_Problem requirements:_ What is the count of lines in the records that include "screenshot"? Reply with that number alone.

_Data records:_
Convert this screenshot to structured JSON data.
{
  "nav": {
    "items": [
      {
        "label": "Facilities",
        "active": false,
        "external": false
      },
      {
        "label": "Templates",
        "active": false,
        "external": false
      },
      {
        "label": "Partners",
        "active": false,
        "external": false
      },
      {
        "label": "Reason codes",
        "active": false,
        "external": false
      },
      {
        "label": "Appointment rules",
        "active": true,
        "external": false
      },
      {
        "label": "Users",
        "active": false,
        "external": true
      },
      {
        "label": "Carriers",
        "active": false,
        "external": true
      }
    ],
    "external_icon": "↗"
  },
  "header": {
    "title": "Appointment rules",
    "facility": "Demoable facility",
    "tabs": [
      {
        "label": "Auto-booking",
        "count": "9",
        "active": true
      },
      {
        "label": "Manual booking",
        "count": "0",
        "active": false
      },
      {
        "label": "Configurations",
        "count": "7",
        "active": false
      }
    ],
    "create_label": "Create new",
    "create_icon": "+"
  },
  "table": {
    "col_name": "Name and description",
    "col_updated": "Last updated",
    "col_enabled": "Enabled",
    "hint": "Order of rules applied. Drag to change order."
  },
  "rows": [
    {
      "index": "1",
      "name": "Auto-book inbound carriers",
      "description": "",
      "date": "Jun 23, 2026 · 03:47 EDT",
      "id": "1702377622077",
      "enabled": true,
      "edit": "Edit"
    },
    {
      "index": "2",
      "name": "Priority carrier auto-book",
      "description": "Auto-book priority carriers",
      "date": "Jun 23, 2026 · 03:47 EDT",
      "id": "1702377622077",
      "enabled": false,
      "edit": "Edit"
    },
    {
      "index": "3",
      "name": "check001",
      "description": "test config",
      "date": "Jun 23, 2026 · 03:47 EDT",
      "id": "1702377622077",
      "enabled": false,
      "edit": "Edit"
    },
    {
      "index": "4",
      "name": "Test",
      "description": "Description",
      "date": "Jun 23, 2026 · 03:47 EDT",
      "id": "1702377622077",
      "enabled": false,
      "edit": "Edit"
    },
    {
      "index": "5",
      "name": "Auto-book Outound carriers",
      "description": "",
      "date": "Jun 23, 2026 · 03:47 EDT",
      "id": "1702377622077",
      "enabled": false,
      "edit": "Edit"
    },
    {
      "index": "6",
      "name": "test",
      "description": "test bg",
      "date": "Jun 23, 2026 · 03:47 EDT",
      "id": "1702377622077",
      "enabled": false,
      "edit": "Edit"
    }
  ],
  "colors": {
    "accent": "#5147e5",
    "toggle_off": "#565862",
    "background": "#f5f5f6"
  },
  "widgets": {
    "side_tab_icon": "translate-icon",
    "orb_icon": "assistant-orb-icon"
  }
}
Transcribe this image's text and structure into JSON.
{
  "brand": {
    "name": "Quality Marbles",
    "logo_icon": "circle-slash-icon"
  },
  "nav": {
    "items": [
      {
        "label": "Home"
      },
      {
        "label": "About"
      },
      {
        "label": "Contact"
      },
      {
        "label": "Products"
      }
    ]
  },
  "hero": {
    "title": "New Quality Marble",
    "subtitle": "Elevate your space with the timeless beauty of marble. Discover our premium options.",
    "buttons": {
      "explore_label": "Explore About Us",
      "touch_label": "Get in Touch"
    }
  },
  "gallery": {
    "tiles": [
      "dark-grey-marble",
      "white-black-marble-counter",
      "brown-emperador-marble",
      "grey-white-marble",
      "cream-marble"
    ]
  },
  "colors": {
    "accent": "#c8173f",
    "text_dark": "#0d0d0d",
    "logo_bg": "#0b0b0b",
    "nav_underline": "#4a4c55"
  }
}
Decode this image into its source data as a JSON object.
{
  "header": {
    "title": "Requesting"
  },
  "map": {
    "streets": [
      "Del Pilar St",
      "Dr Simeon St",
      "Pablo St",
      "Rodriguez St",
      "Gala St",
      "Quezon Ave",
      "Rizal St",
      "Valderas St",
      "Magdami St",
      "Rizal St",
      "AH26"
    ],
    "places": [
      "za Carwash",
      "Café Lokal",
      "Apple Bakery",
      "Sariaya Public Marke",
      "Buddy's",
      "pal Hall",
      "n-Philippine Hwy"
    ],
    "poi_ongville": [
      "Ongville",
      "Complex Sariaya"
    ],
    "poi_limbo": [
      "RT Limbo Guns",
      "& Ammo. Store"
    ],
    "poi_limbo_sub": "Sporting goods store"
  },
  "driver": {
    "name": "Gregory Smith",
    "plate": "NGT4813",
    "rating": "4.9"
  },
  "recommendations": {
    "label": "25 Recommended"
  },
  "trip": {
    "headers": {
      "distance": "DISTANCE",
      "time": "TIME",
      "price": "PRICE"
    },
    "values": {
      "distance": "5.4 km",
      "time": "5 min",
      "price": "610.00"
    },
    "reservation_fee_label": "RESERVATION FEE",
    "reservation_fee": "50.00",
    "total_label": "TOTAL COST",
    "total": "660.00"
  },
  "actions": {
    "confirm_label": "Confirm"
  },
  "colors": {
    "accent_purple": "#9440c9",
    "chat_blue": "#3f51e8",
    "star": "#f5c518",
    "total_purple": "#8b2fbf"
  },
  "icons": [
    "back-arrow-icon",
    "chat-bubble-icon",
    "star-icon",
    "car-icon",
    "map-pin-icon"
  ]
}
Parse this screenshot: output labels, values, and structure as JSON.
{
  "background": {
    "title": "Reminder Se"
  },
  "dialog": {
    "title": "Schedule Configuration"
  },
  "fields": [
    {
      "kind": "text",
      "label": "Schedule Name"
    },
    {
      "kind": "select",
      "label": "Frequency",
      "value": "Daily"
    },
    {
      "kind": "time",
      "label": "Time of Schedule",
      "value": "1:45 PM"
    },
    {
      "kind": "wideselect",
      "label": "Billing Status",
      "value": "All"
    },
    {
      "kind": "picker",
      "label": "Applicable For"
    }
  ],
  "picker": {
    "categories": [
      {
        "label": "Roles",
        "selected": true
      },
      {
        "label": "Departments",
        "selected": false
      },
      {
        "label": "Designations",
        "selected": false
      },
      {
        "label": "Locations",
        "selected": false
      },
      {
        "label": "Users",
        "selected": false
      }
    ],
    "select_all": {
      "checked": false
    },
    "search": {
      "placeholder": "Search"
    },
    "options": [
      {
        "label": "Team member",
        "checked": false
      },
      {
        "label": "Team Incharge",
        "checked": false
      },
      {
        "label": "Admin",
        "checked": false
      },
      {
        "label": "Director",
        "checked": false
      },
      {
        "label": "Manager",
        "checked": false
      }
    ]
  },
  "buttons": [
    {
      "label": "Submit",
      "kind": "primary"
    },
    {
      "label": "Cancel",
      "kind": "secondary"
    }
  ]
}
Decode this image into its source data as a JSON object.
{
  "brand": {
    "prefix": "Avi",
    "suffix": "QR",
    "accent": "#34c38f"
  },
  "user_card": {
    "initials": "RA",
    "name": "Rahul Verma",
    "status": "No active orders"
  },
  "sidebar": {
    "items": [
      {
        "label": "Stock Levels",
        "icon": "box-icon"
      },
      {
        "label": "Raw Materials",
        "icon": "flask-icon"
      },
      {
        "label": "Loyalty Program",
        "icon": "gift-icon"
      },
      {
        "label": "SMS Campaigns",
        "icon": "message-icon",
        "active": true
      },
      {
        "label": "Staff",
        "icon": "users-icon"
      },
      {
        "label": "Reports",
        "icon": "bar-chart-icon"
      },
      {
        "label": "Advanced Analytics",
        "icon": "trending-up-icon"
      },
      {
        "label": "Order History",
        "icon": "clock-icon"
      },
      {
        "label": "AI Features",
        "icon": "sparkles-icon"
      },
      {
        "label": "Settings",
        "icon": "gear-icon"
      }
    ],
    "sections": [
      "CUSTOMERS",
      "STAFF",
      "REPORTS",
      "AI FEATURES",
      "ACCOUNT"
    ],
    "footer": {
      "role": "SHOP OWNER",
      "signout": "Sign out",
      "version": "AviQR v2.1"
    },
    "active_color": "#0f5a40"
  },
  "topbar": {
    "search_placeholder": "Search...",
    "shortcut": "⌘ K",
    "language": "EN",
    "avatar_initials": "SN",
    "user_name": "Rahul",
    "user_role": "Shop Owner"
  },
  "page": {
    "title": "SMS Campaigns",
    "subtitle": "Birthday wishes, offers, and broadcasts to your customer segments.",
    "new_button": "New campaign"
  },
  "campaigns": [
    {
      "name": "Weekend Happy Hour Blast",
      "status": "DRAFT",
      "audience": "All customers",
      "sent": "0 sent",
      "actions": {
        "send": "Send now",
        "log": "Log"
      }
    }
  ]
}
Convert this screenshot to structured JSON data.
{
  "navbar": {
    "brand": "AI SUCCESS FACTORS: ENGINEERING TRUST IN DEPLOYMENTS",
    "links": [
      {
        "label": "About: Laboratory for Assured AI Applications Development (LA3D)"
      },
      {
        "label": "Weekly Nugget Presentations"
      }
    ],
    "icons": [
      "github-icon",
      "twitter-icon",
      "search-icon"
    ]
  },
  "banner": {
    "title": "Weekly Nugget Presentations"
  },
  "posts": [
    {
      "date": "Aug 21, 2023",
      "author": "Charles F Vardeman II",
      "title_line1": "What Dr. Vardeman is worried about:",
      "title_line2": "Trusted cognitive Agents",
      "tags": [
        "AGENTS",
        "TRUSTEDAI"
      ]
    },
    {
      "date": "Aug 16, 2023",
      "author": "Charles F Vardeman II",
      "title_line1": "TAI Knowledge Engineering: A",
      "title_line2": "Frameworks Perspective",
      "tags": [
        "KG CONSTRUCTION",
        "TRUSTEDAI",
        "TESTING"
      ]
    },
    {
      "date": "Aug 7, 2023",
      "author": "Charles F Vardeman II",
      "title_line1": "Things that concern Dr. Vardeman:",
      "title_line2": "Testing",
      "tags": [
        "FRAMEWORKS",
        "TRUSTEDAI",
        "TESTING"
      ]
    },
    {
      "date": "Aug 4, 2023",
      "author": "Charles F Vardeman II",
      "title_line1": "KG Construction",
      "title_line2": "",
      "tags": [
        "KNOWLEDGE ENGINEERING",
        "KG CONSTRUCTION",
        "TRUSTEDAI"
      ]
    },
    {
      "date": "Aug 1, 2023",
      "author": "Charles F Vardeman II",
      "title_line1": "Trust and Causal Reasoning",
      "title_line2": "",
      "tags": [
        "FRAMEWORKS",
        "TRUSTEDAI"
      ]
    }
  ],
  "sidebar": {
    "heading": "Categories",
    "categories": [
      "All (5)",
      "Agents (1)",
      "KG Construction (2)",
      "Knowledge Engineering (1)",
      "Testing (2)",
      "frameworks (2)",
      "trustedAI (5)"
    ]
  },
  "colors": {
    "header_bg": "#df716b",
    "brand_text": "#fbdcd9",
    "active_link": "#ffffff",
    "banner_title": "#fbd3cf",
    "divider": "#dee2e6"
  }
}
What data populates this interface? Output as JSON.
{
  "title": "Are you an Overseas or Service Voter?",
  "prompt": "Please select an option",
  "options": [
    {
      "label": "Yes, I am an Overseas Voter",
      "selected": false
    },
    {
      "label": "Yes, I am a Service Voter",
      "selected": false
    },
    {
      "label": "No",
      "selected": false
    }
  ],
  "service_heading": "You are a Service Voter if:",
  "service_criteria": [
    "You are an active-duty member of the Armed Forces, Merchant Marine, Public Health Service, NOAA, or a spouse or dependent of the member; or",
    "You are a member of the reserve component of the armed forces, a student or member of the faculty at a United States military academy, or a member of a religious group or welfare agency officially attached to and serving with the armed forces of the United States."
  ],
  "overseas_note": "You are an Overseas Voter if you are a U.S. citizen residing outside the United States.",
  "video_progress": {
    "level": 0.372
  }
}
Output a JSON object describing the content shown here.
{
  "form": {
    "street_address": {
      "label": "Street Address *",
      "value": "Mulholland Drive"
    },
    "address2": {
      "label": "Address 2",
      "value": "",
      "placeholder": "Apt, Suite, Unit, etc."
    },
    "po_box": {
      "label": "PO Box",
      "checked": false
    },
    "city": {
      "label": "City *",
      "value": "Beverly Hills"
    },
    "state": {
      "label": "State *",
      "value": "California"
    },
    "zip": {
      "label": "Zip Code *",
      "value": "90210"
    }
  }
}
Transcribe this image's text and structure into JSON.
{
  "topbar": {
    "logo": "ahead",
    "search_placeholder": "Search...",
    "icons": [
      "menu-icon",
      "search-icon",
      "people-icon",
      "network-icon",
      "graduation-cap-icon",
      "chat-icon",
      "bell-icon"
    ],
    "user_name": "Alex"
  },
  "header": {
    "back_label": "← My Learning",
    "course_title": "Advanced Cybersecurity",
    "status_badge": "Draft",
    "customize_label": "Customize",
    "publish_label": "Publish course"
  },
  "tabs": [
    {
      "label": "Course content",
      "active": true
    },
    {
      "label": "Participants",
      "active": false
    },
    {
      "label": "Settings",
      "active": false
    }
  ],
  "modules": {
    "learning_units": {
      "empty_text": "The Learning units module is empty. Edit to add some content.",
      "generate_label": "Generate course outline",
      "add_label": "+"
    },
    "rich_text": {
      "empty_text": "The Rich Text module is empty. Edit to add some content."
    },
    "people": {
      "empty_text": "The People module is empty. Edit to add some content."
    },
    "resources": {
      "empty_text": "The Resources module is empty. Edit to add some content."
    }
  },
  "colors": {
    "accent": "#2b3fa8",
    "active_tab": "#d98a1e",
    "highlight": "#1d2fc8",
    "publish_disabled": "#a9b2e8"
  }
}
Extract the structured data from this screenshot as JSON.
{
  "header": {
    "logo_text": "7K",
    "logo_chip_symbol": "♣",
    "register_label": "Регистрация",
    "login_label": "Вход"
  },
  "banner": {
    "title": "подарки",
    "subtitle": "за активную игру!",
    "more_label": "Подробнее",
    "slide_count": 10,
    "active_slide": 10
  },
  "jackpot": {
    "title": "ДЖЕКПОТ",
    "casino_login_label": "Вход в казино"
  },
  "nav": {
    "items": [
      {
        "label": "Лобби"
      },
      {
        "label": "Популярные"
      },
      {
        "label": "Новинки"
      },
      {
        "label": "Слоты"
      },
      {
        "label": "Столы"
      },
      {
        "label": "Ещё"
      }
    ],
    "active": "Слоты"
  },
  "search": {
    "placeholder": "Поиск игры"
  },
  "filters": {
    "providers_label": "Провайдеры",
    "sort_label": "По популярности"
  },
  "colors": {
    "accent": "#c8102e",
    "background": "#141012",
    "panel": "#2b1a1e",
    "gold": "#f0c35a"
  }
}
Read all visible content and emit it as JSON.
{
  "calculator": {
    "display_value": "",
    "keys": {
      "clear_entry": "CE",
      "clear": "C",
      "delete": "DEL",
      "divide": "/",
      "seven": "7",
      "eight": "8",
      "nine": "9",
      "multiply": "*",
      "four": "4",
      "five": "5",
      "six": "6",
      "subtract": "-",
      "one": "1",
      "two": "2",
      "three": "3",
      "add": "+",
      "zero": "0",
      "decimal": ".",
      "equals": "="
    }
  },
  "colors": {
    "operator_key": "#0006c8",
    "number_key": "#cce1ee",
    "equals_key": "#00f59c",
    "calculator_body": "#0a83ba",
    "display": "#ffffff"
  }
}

_Reply to the task:_ 4